"A good article that I couldn't agree with."
- 5/5, 5 out of 5, reviewed Jan 29, 2019
This is a good article. The author has obviously put a lot of effort into trying to find the best ways to manage male chickens. My approach has been entirely different but then I don't have the same number of chickens and I don't have the same keeping arrangements.
Any attempts to try and understand chickens and male chickens in particular I'm always going to be in favor of. I don't have to agree with the approach to recommend that this article is well worth reading and outlines someones experience rather than regurgitating some of the nonsense that can be found on the web.
"Great Info on Raising Civil Roosters"
- 5/5, 5 out of 5, reviewed Jan 23, 2019
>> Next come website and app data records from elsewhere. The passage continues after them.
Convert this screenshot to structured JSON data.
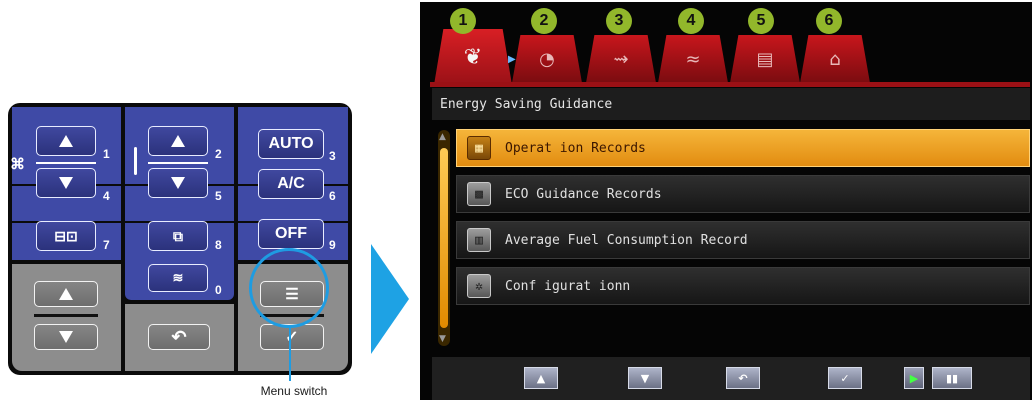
{
  "keypad": {
    "numbers": [
      "1",
      "2",
      "3",
      "4",
      "5",
      "6",
      "7",
      "8",
      "9",
      "0"
    ],
    "auto_label": "AUTO",
    "ac_label": "A/C",
    "off_label": "OFF",
    "fan_glyph": "⌘",
    "menu_glyph": "☰",
    "back_glyph": "↶",
    "check_glyph": "✓"
  },
  "callout": {
    "label": "Menu switch"
  },
  "screen": {
    "tabs": [
      {
        "num": "1",
        "icon": "leaf-icon",
        "glyph": "🍃"
      },
      {
        "num": "2",
        "icon": "gauge-icon",
        "glyph": "◔"
      },
      {
        "num": "3",
        "icon": "hose-icon",
        "glyph": "⇝"
      },
      {
        "num": "4",
        "icon": "wave-icon",
        "glyph": "≈"
      },
      {
        "num": "5",
        "icon": "list-icon",
        "glyph": "▤"
      },
      {
        "num": "6",
        "icon": "engine-icon",
        "glyph": "⌂"
      }
    ],
    "title": "Energy Saving Guidance",
    "items": [
      {
        "label": "Operat ion Records",
        "glyph": "▦"
      },
      {
        "label": "ECO Guidance Records",
        "glyph": "▩"
      },
      {
        "label": "Average Fuel Consumption Record",
        "glyph": "▥"
      },
      {
        "label": "Conf igurat ionn",
        "glyph": "✲"
      }
    ],
    "buttons": [
      "▲",
      "▼",
      "↶",
      "✓",
      "▶",
      "▮▮"
    ]
  },
  "colors": {
    "keypad_blue": "#3f4aa6",
    "keypad_gray": "#8d8d8d",
    "accent_blue": "#1e9ce2",
    "tab_red": "#c8161c",
    "selected_orange": "#f0a830",
    "tab_number_green": "#92b72b"
  }
}
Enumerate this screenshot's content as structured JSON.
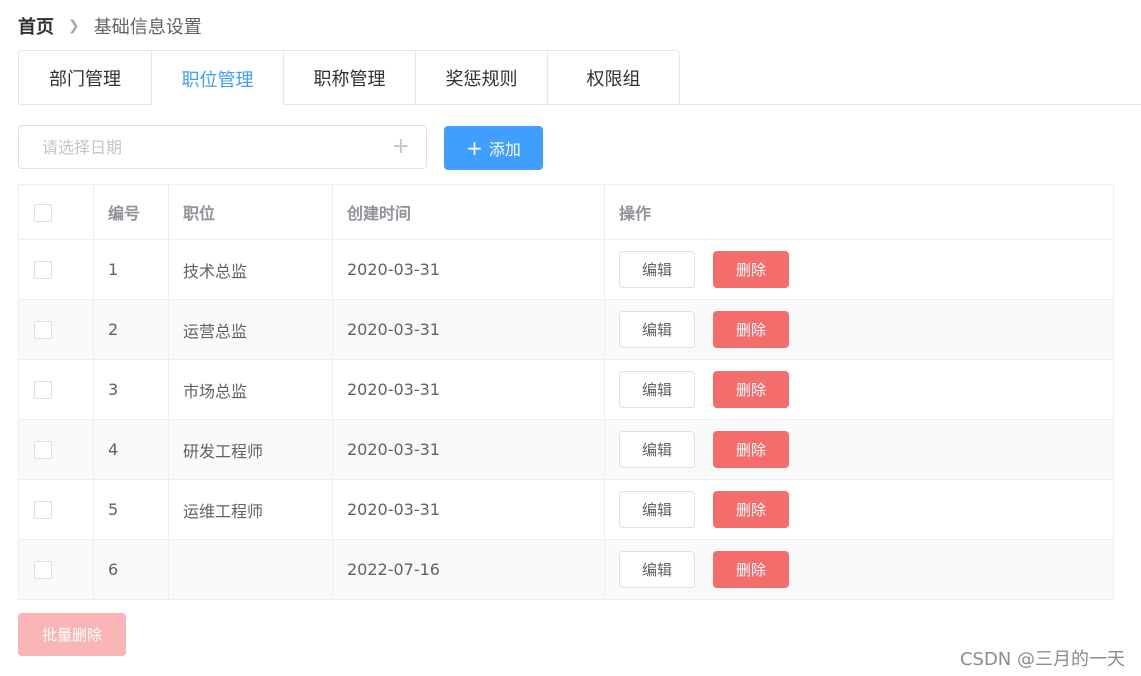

Very well thought out! There's a lot of good information here, presented in a clear, easy-to-follow manner. It's a good read for anyone contemplating a few cockerels in the flock or dealing with a feathered "problem child." The recommendation to read Temple Grandin's work is a good one, too. If you don't have time to work through the books, look for the speeches and video shorts on YouTube. They're pretty much all good!